### How to complete this task
Show the lines below that contain the string "fbsnew".

### Data for this exercise

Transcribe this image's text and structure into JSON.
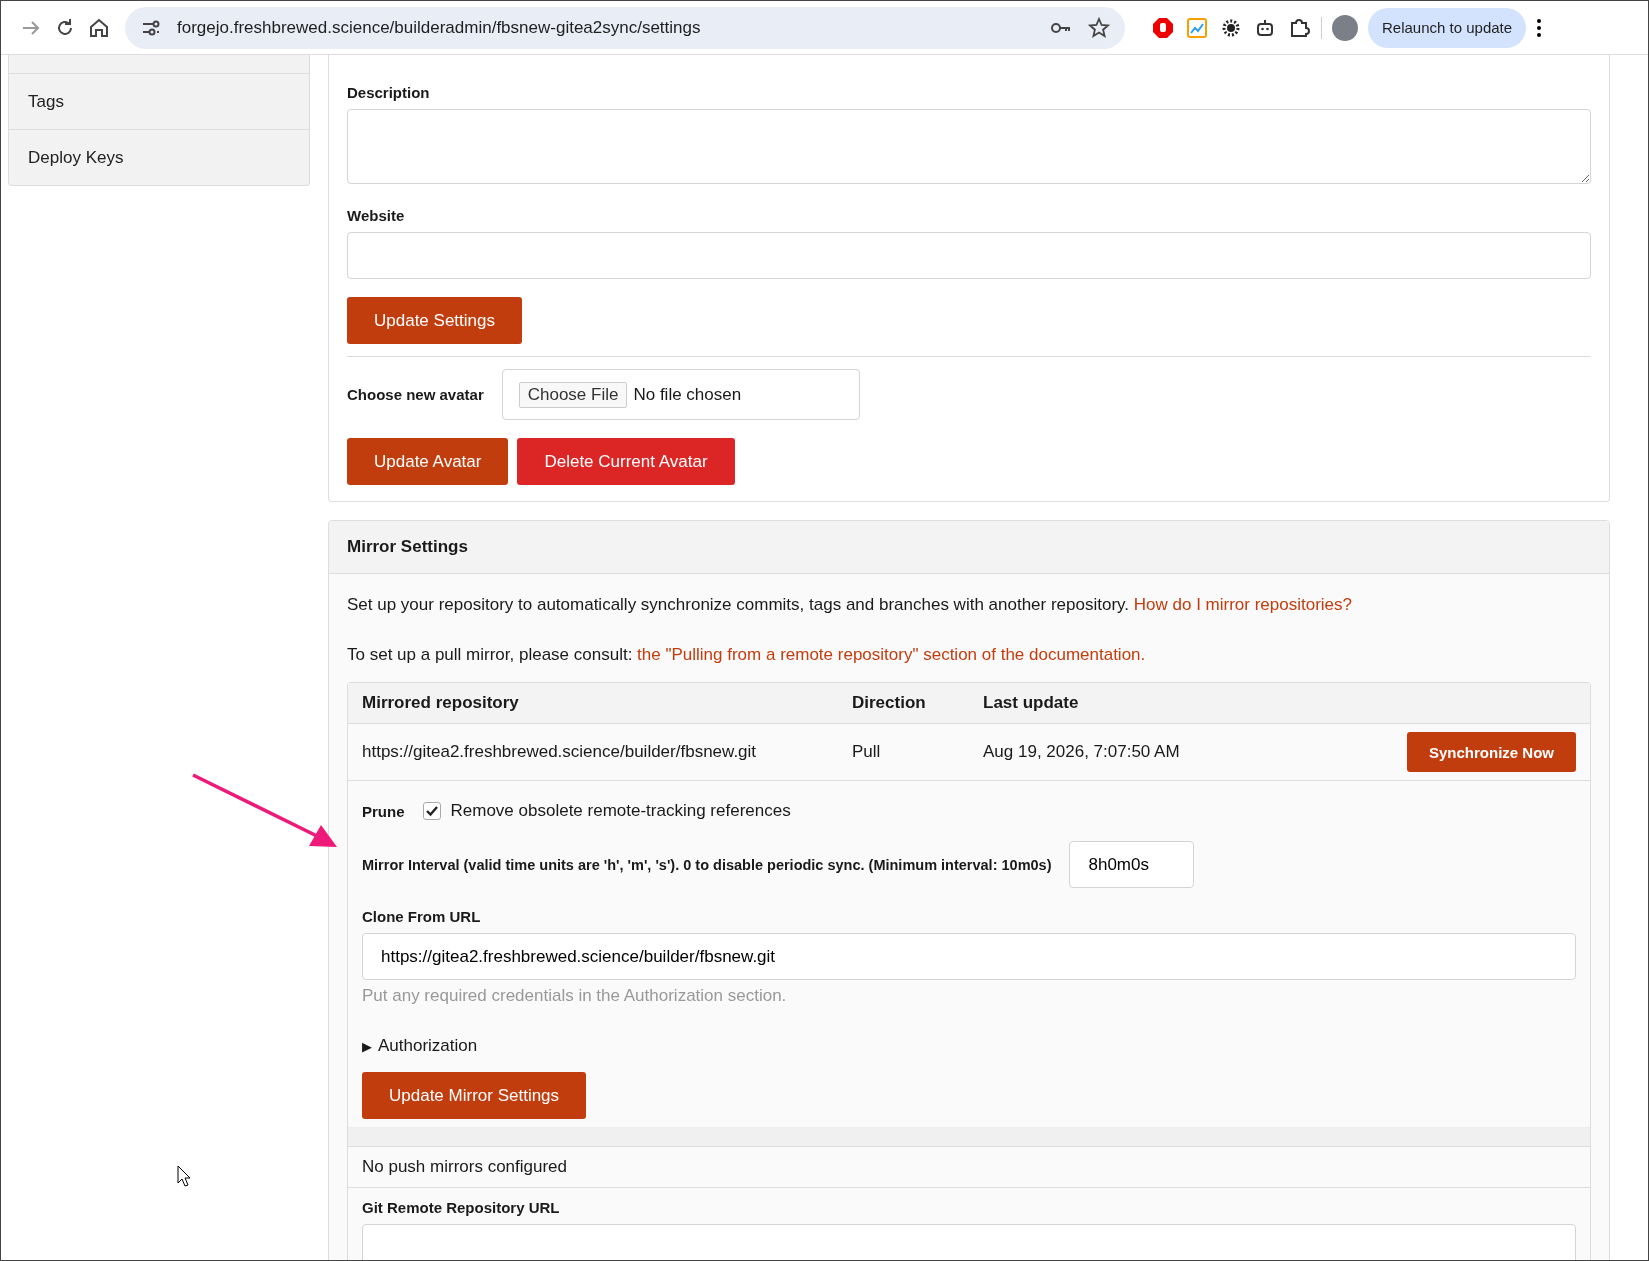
{
  "browser": {
    "url": "forgejo.freshbrewed.science/builderadmin/fbsnew-gitea2sync/settings",
    "relaunch": "Relaunch to update"
  },
  "sidebar": {
    "items": [
      {
        "label": "Tags",
        "selected": false
      },
      {
        "label": "Deploy Keys",
        "selected": false
      }
    ]
  },
  "settings": {
    "description_label": "Description",
    "website_label": "Website",
    "update_button": "Update Settings",
    "avatar_label": "Choose new avatar",
    "file_button": "Choose File",
    "file_status": "No file chosen",
    "avatar_buttons": [
      {
        "label": "Update Avatar",
        "kind": "primary"
      },
      {
        "label": "Delete Current Avatar",
        "kind": "danger"
      }
    ]
  },
  "mirror": {
    "title": "Mirror Settings",
    "intro": "Set up your repository to automatically synchronize commits, tags and branches with another repository.",
    "intro_link": "How do I mirror repositories?",
    "pull_intro": "To set up a pull mirror, please consult:",
    "pull_link": "the \"Pulling from a remote repository\" section of the documentation.",
    "table": {
      "columns": [
        "Mirrored repository",
        "Direction",
        "Last update"
      ],
      "row": {
        "repository": "https://gitea2.freshbrewed.science/builder/fbsnew.git",
        "direction": "Pull",
        "last_update": "Aug 19, 2026, 7:07:50 AM",
        "action": "Synchronize Now"
      }
    },
    "prune": {
      "label": "Prune",
      "checkbox_label": "Remove obsolete remote-tracking references",
      "checked": true
    },
    "interval_label": "Mirror Interval (valid time units are 'h', 'm', 's'). 0 to disable periodic sync. (Minimum interval: 10m0s)",
    "interval_value": "8h0m0s",
    "clone_label": "Clone From URL",
    "clone_value": "https://gitea2.freshbrewed.science/builder/fbsnew.git",
    "clone_help": "Put any required credentials in the Authorization section.",
    "authorization": {
      "icon": "▶",
      "label": "Authorization",
      "expanded": false
    },
    "update_button": "Update Mirror Settings",
    "push_status": "No push mirrors configured",
    "git_remote_label": "Git Remote Repository URL"
  }
}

### Answer space
    "url": "forgejo.freshbrewed.science/builderadmin/fbsnew-gitea2sync/settings",
        "repository": "https://gitea2.freshbrewed.science/builder/fbsnew.git",
    "clone_value": "https://gitea2.freshbrewed.science/builder/fbsnew.git",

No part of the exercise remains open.